-------- DATA EXTRACTS --------

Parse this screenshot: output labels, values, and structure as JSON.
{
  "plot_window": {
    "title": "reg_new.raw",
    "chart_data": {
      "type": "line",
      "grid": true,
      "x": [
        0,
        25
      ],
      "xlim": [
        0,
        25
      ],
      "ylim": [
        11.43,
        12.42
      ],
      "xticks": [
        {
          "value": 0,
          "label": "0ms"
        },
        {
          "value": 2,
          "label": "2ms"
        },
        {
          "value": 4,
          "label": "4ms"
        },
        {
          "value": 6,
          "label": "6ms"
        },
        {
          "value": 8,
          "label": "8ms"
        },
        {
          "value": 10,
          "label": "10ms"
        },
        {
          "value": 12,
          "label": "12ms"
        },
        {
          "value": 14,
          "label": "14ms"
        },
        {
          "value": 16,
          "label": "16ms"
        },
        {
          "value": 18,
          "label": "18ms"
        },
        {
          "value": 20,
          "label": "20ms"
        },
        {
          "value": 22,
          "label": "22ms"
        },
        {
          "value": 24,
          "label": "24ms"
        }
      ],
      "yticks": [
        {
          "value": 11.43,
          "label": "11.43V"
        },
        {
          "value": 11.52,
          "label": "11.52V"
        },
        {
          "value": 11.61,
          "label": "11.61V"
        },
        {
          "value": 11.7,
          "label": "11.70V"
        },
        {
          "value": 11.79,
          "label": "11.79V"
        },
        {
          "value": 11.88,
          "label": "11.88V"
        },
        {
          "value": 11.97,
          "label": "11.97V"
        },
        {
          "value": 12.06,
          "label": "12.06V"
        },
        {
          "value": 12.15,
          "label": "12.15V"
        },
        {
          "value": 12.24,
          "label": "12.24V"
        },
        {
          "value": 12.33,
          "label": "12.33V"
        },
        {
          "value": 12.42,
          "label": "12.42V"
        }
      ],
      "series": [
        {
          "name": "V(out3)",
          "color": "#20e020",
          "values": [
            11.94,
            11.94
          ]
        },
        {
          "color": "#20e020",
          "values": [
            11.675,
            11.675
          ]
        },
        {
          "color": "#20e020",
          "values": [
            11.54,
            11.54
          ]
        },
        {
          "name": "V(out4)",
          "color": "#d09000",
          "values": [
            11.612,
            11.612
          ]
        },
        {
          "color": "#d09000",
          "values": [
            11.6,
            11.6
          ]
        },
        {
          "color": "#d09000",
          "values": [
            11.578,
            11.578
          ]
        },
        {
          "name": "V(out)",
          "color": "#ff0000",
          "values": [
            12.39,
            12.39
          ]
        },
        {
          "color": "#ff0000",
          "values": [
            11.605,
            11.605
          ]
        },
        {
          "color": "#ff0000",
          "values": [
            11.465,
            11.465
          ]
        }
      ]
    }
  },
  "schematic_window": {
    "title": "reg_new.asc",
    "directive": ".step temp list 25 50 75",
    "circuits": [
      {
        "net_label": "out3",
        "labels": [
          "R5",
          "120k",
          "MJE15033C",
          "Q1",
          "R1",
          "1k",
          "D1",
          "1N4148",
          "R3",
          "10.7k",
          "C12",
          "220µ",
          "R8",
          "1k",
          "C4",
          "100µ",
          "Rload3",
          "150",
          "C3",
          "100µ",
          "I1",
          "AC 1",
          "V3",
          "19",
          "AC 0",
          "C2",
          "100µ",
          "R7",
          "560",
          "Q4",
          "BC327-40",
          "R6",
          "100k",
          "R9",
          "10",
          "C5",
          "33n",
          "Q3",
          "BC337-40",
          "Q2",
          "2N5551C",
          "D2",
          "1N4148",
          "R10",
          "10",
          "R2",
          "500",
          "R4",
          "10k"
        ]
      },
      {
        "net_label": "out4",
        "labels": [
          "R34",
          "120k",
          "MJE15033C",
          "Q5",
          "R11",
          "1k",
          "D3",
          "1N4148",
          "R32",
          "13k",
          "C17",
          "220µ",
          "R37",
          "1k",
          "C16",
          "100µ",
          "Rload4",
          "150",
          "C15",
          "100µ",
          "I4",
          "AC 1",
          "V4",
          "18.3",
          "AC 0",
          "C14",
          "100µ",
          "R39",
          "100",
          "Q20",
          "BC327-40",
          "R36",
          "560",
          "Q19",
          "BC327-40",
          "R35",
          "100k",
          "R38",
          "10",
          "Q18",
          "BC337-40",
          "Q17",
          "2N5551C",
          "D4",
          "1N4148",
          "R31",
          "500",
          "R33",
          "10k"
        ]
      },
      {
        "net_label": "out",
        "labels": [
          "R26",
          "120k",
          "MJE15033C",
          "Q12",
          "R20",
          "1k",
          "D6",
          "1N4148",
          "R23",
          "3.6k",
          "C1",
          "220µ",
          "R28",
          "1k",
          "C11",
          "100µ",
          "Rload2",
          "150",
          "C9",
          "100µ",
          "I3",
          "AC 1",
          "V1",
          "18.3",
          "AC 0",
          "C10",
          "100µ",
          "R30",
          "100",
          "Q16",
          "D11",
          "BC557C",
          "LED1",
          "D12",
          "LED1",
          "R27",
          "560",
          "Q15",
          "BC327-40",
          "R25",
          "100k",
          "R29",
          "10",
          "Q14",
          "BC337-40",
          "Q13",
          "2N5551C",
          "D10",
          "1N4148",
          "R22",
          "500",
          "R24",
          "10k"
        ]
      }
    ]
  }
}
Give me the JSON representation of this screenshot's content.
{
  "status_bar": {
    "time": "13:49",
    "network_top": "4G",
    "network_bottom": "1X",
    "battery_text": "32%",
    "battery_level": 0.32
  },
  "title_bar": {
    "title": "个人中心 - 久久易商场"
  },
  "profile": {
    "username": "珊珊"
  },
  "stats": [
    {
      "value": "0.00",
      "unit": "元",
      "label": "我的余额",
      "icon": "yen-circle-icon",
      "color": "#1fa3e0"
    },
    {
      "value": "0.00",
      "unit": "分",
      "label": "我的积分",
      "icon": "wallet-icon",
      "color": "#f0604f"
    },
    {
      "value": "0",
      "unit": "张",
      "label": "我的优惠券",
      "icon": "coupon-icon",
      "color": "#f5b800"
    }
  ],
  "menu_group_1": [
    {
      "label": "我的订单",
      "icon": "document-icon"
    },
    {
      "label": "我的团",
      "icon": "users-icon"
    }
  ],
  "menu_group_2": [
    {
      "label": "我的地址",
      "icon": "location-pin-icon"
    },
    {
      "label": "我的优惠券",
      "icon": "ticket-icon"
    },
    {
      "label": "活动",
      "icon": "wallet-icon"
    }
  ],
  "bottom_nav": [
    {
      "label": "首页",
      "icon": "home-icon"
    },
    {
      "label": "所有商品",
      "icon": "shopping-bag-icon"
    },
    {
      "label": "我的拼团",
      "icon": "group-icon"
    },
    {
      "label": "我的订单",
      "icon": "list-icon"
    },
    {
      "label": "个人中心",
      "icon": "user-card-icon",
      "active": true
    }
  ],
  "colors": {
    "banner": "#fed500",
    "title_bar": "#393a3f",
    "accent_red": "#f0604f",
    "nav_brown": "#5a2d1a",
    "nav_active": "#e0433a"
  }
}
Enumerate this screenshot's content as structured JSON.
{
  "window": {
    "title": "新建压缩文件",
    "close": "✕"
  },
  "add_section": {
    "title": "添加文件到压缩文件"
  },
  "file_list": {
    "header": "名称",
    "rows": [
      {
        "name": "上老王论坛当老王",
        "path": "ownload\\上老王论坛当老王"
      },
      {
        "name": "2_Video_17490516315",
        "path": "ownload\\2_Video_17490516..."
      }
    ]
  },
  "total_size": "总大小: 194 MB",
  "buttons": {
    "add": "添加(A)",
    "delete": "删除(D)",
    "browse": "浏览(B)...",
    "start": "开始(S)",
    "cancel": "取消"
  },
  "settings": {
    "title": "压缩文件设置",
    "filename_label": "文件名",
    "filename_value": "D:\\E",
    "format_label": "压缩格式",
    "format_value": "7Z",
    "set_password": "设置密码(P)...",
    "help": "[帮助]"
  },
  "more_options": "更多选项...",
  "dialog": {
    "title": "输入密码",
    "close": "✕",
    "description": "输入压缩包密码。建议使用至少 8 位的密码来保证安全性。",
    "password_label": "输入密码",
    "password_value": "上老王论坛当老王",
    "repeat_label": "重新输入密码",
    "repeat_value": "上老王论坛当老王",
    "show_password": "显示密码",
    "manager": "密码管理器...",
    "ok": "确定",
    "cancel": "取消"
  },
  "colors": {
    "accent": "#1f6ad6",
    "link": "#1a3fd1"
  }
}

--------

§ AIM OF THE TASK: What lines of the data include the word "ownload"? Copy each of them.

§ TASK RESULT:
        "path": "ownload\\上老王论坛当老王"
        "path": "ownload\\2_Video_17490516..."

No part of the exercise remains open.